_Exercise description_
Each line of the listing where "rappel" appears should be reported.

_Task input_
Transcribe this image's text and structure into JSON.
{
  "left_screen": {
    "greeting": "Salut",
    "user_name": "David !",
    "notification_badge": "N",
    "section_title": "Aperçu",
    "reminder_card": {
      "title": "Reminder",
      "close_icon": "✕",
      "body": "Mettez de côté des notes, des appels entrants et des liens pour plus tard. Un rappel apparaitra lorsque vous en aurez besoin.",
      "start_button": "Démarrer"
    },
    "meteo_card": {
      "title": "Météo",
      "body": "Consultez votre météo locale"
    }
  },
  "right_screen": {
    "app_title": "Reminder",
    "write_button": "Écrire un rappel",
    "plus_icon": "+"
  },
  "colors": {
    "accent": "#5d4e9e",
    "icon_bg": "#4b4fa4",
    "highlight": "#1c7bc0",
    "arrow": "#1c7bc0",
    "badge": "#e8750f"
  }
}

_The answer_
      "body": "Mettez de côté des notes, des appels entrants et des liens pour plus tard. Un rappel apparaitra lorsque vous en aurez besoin.",
    "write_button": "Écrire un rappel",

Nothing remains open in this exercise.